Free Pocket Constitutions
In recognition of Constitution Day, the Office of Government and Community Affairs hands out free pocket-sized editions of the U.S. Constitution to members of the Columbia community, beginning at 10:00 a.m. on Friday, September 13th in rooms 302 & 309 Low Library.
Events and Resources
Constitution Day with Judge James C. Ho (5th Cir.): On Tuesday at 12:10, join the Federalist Society at Columbia Law School to celebrate Constitution Day with Judge James C. Ho of the U.S. Court of Appeals for the Fifth Circuit.
U.S. Constitution Day: Free Speech on Campus?: On Tuesday, September 17 at 5:45, Professor Sigal Ben-Porath of the University of Pennsylvania will speak at Milbank Chapel about her book, Free Speech on Campus, and accommodating difficult dialogues on campus without creating a hostile environment for vulnerable students. RSVP and request disability-related accommodations with this form.
Attending to the Legacies and Afterlives of Slavery: Amend the 13th and Reparations, part of 1619 and Its Legacies: Symposium, Roundtable Discussion & Poetic Reading: On Thursday, September 26 from 2:30 to 4:00 at Faculty House, Flores Forbes, Katherine Franke, Kendall Thomas, and Rinaldo Walcott will discuss reparations and the movement to modify the 13th Amendment of the U.S. Constitution.
Awakening Our Democracy Series from the Office of University Life: AWAKENING OUR DEMOCRACY is Columbia's conversation series on disparities and justice issues at the forefront of the University's and the nation's consciousness. Past events, including conversations on border control and guns, can be viewed on YouTube.

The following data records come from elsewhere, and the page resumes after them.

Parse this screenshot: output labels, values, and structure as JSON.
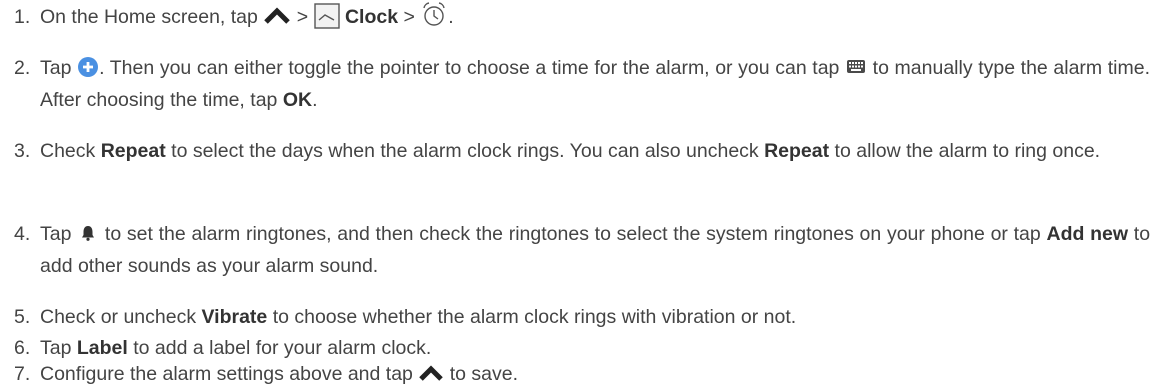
{
  "steps": [
    {
      "num": "1.",
      "parts": [
        "On the Home screen, tap",
        ">",
        "Clock",
        ">",
        "."
      ]
    },
    {
      "num": "2.",
      "parts": [
        "Tap",
        ". Then you can either toggle the pointer to choose a time for the alarm, or you can tap",
        "to manually type the alarm time. After choosing the time, tap",
        "OK",
        "."
      ]
    },
    {
      "num": "3.",
      "parts": [
        "Check",
        "Repeat",
        "to select the days when the alarm clock rings. You can also uncheck",
        "Repeat",
        "to allow the alarm to ring once."
      ]
    },
    {
      "num": "4.",
      "parts": [
        "Tap",
        "to set the alarm ringtones, and then check the ringtones to select the system ringtones on your phone or tap",
        "Add new",
        "to add other sounds as your alarm sound."
      ]
    },
    {
      "num": "5.",
      "parts": [
        "Check or uncheck",
        "Vibrate",
        "to choose whether the alarm clock rings with vibration or not."
      ]
    },
    {
      "num": "6.",
      "parts": [
        "Tap",
        "Label",
        "to add a label for your alarm clock."
      ]
    },
    {
      "num": "7.",
      "parts": [
        "Configure the alarm settings above and tap",
        "to save."
      ]
    }
  ],
  "icons": {
    "up_arrow": "chevron-up-icon",
    "clock_app": "clock-app-icon",
    "alarm": "alarm-clock-icon",
    "add": "add-circle-icon",
    "keyboard": "keyboard-icon",
    "ringtone": "bell-icon"
  },
  "colors": {
    "text": "#444444",
    "bold": "#333333",
    "add_icon": "#4a90e2"
  }
}
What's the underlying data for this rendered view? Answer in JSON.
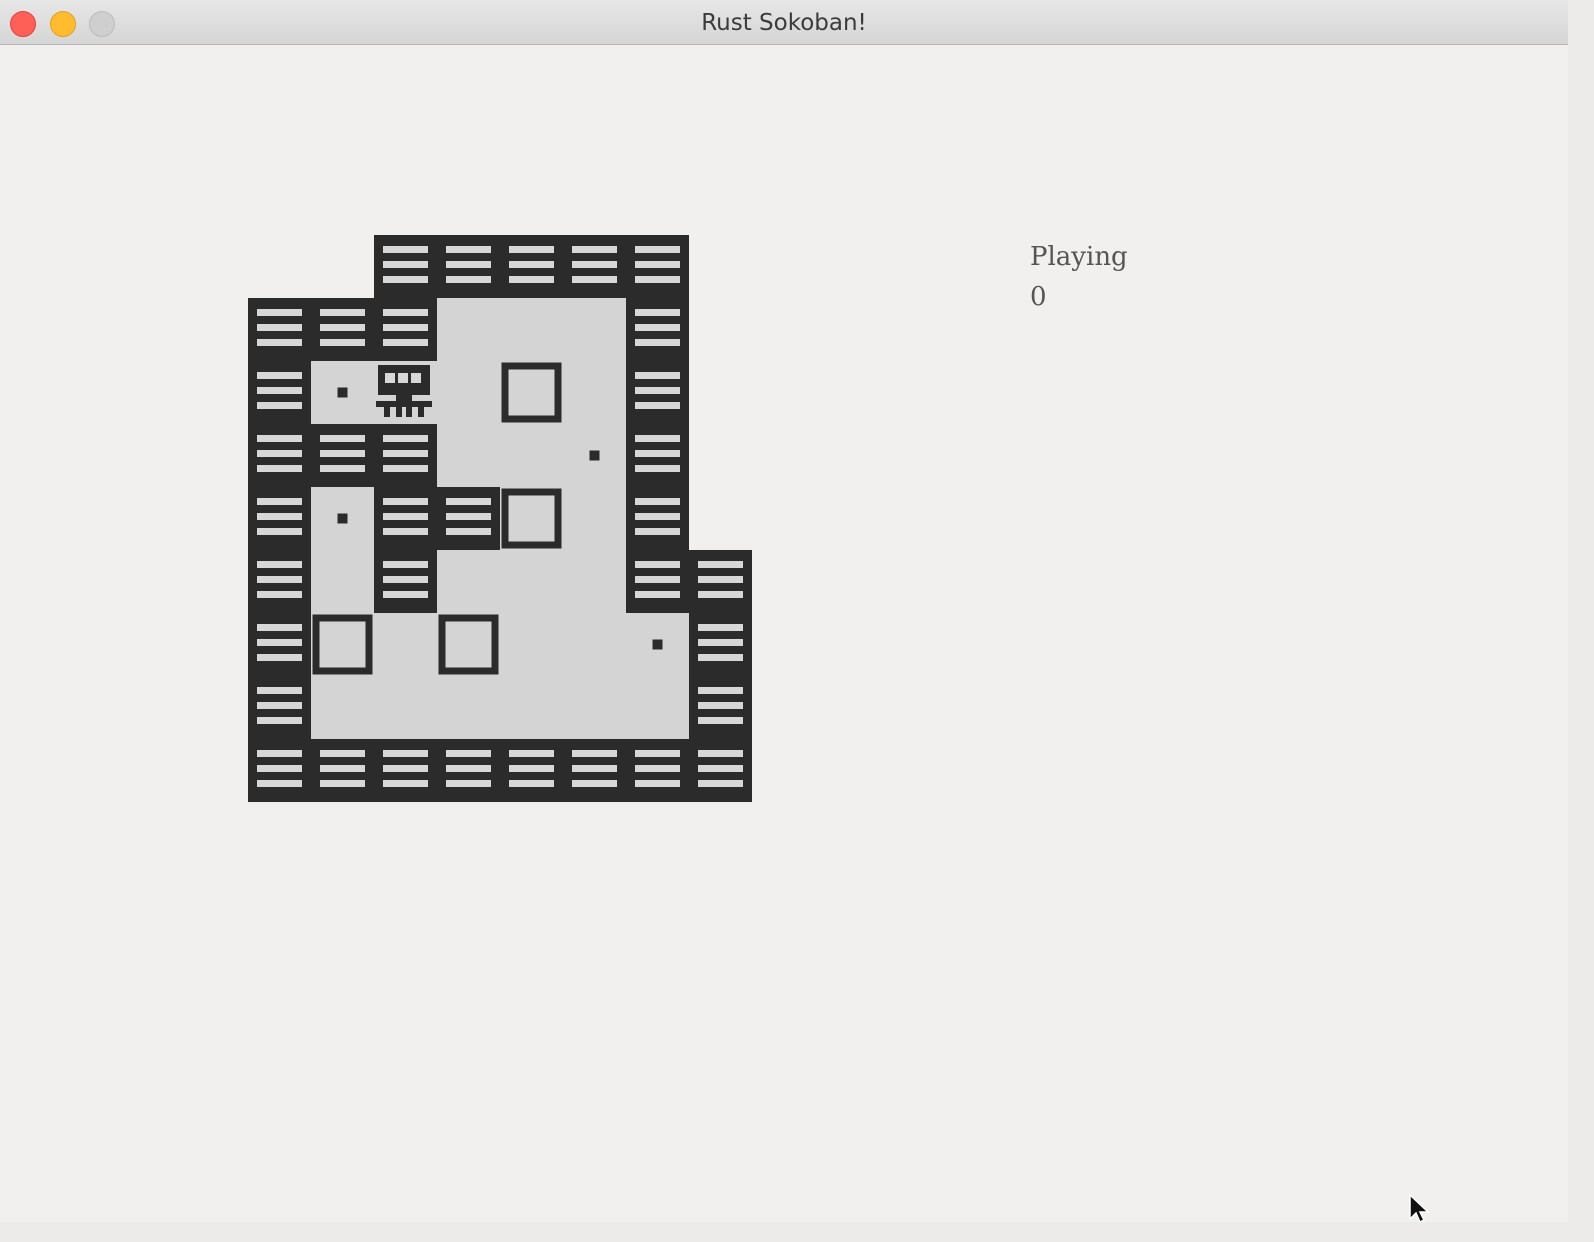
{
  "window": {
    "title": "Rust Sokoban!"
  },
  "hud": {
    "state": "Playing",
    "moves": "0"
  },
  "level": {
    "legend": {
      "W": "wall",
      "F": "floor",
      "P": "player",
      "B": "box",
      "S": "box-spot",
      "N": "empty"
    },
    "rows": [
      "NNWWWWWN",
      "WWWFFFWN",
      "WSPFBFWN",
      "WWWFFSWN",
      "WSWWBFWN",
      "WFWFFFWW",
      "WBFBFFSW",
      "WFFFFFFW",
      "WWWWWWWW"
    ]
  },
  "colors": {
    "wall": "#2b2b2b",
    "wall_stripe": "#d7d7d7",
    "floor": "#d4d4d4",
    "box_border": "#2b2b2b",
    "spot": "#2b2b2b",
    "background": "#f1f0ee"
  }
}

John Jay served as President of the Continental Congress from 1778-1779. For those interested in learning more about this historic figure, Columbia’s Rare Book and Manuscript Library holds a unique and impressive collection of John Jay's papers, including a copy of the first bound volume of the Federalist Papers published in 1788, letters to and from George Washington and Alexander Hamilton, and more. For information, including background and biographical material, please visit the Papers of John Jay digital archive.
The Library of Congress American Memory site provides numerous resources on the Constitution.
For a variety of other resources related to the Constitution, please visit the National Constitution Center website.